Exercise description: In the data below, find each line containing the string "this" and return it.

(Records from a data source)
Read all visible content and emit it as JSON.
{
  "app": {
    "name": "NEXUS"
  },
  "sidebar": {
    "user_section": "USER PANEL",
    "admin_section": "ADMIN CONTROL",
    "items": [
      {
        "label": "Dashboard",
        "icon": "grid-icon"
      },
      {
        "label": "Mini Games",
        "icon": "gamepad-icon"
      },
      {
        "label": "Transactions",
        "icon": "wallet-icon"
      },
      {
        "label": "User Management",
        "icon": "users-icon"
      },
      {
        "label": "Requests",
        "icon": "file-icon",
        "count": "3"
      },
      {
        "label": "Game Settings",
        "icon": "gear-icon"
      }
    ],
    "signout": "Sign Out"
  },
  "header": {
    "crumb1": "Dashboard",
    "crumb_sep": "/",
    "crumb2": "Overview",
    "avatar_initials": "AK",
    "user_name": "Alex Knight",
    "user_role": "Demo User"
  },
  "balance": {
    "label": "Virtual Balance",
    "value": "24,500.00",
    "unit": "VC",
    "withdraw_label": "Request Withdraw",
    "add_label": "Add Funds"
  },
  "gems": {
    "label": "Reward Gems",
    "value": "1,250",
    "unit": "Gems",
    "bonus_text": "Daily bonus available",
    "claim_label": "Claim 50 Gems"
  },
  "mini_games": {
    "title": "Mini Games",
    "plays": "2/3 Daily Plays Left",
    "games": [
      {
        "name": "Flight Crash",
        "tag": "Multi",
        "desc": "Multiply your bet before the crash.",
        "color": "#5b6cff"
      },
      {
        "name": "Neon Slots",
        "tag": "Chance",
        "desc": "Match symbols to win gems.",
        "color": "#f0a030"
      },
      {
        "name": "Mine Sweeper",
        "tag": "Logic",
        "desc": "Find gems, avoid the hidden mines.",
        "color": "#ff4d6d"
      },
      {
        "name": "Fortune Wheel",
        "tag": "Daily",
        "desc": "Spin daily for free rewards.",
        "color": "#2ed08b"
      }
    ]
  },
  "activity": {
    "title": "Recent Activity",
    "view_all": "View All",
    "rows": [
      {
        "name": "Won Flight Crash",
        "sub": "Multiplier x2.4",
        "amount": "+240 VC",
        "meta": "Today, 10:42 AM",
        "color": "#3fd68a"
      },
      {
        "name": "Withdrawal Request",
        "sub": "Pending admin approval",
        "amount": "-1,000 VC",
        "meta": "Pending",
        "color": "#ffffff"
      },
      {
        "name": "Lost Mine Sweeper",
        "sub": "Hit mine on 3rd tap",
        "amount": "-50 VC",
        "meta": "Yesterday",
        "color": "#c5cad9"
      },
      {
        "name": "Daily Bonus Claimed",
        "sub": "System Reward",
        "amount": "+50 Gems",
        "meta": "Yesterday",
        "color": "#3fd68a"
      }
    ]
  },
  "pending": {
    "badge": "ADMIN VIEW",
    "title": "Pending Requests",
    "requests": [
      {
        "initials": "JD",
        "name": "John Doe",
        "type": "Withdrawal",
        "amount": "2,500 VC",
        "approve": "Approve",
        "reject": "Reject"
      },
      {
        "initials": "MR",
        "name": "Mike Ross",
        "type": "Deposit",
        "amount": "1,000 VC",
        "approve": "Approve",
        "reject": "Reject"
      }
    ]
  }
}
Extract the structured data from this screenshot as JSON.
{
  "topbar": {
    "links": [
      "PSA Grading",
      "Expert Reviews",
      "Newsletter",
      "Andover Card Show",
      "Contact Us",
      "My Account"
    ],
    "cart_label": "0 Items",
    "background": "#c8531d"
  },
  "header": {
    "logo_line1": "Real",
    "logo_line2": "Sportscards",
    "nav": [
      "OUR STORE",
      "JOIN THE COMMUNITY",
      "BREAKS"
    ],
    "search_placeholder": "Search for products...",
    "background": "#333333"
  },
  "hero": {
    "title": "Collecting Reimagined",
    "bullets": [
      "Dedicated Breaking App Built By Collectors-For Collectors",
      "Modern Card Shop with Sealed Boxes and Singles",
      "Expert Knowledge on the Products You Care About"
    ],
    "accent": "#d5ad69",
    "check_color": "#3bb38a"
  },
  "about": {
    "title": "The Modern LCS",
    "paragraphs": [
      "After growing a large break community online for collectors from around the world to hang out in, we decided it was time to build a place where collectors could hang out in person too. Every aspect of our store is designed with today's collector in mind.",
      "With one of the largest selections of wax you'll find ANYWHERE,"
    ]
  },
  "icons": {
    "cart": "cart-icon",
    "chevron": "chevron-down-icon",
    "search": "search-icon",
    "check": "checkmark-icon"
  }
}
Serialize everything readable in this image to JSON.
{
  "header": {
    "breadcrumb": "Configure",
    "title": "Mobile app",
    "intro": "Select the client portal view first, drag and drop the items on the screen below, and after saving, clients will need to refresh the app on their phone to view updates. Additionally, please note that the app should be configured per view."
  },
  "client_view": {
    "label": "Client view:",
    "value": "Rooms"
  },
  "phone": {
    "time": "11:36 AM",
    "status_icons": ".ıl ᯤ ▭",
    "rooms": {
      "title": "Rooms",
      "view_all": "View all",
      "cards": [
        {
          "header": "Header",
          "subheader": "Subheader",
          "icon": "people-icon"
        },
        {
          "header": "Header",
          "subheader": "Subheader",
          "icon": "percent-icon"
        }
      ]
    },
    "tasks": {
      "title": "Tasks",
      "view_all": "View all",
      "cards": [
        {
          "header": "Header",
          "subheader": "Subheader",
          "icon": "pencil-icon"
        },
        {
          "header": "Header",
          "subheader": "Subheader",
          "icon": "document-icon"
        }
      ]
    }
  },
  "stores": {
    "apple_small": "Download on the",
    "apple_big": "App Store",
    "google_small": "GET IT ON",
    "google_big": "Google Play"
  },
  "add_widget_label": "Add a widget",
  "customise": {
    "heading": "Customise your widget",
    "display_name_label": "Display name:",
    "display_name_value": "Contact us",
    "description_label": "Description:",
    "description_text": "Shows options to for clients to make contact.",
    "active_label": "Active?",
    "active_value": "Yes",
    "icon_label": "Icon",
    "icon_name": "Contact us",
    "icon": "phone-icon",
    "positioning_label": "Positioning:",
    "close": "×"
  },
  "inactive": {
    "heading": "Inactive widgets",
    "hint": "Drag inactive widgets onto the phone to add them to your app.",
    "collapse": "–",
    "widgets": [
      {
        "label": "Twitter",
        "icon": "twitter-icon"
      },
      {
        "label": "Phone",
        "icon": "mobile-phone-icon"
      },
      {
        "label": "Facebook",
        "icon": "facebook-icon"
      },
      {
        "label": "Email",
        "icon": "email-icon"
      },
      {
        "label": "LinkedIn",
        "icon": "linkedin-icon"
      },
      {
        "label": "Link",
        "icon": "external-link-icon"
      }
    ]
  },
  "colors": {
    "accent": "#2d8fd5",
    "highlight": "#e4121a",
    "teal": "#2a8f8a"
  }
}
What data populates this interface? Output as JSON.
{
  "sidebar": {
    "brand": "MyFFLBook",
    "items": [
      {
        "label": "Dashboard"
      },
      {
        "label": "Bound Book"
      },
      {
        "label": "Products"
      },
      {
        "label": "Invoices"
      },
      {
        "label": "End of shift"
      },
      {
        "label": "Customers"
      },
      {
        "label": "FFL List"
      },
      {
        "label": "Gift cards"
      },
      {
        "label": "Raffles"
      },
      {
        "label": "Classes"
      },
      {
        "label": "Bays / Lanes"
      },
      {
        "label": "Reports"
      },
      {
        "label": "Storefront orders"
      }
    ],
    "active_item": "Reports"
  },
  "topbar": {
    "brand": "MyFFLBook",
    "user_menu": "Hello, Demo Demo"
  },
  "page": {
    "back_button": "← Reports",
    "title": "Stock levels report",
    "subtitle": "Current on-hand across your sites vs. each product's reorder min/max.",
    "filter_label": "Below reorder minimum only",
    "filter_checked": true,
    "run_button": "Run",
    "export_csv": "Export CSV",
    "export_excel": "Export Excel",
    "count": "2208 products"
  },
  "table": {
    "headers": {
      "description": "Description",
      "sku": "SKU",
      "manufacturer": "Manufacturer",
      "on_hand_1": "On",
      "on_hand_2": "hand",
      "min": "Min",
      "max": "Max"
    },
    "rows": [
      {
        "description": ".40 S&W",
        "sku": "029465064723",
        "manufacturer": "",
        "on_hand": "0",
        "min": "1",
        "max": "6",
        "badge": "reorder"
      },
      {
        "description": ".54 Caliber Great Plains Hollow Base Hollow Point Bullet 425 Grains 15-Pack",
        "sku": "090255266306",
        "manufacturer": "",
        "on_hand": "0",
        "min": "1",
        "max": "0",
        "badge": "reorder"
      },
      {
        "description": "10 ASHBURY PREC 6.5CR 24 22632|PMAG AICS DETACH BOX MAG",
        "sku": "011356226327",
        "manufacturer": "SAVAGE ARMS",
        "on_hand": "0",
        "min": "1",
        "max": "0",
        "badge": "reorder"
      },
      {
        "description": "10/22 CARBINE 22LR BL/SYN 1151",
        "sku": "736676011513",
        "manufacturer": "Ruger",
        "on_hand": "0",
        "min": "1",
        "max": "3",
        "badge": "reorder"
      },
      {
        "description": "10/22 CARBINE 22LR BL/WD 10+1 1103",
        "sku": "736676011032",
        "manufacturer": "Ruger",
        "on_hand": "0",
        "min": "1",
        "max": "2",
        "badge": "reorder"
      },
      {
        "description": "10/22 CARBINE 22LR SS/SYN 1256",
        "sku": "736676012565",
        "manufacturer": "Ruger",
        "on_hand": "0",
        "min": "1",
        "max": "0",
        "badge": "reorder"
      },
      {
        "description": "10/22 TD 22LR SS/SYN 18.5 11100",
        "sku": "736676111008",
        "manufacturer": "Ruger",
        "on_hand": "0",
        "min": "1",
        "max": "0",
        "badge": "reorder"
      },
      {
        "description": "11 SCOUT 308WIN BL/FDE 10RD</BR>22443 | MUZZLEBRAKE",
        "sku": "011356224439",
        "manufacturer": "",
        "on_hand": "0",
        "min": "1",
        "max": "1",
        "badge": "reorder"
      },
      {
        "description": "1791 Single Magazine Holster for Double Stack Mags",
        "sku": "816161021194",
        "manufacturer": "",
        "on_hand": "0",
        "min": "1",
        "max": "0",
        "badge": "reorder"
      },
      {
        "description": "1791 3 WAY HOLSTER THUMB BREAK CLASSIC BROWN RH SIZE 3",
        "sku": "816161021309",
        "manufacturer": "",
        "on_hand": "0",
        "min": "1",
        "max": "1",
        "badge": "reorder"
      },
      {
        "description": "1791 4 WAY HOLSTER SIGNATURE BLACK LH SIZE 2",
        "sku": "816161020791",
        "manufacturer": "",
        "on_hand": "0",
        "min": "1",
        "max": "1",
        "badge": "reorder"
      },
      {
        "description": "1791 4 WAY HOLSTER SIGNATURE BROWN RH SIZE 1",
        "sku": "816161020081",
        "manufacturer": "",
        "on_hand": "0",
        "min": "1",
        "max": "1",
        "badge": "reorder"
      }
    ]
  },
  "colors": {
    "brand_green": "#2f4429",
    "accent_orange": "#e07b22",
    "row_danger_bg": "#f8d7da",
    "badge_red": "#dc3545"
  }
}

Problem solution:
Extract the structured data from this screenshot as JSON.
Serialize everything readable in this image to JSON.
What data populates this interface? Output as JSON.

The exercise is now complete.